> ACTIVITY:
Search the listing below for the string "JSON", then copy every line it appears in.

> PROVIDED INFORMATION:
■ ■ ■ ■ ■ ■ ■
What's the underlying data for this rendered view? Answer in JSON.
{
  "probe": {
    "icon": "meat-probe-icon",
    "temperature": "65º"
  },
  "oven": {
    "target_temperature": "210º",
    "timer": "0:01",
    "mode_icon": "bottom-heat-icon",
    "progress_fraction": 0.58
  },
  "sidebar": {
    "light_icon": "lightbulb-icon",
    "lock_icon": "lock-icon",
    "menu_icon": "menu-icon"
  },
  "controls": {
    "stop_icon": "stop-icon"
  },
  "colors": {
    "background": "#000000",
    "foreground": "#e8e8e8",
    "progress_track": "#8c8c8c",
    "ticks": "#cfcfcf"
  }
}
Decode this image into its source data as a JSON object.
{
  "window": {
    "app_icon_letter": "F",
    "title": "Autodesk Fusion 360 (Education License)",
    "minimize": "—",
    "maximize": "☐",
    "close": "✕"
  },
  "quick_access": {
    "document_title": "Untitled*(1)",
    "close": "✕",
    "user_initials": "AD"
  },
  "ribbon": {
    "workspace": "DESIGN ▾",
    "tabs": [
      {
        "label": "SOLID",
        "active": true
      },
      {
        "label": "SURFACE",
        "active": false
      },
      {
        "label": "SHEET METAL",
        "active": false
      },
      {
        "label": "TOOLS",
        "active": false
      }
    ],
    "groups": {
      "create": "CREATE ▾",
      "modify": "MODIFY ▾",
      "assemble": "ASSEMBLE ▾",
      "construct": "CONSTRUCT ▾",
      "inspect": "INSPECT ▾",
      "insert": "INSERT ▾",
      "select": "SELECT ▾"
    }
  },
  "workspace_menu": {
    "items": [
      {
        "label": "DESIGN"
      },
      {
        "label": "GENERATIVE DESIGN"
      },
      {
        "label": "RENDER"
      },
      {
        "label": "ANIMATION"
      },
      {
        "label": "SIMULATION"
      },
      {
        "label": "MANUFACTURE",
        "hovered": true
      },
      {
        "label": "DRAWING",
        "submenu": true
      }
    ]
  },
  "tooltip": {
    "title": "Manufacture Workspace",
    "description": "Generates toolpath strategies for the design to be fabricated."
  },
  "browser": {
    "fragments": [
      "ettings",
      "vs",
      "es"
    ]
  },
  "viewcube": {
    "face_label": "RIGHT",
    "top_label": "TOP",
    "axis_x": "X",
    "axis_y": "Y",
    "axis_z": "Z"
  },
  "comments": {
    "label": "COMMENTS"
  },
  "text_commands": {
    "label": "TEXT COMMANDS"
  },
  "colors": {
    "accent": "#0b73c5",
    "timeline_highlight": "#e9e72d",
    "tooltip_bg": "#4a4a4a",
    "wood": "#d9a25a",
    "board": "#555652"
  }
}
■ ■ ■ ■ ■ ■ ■
> ANSWER TO THE EXERCISE:
What's the underlying data for this rendered view? Answer in JSON.
Decode this image into its source data as a JSON object.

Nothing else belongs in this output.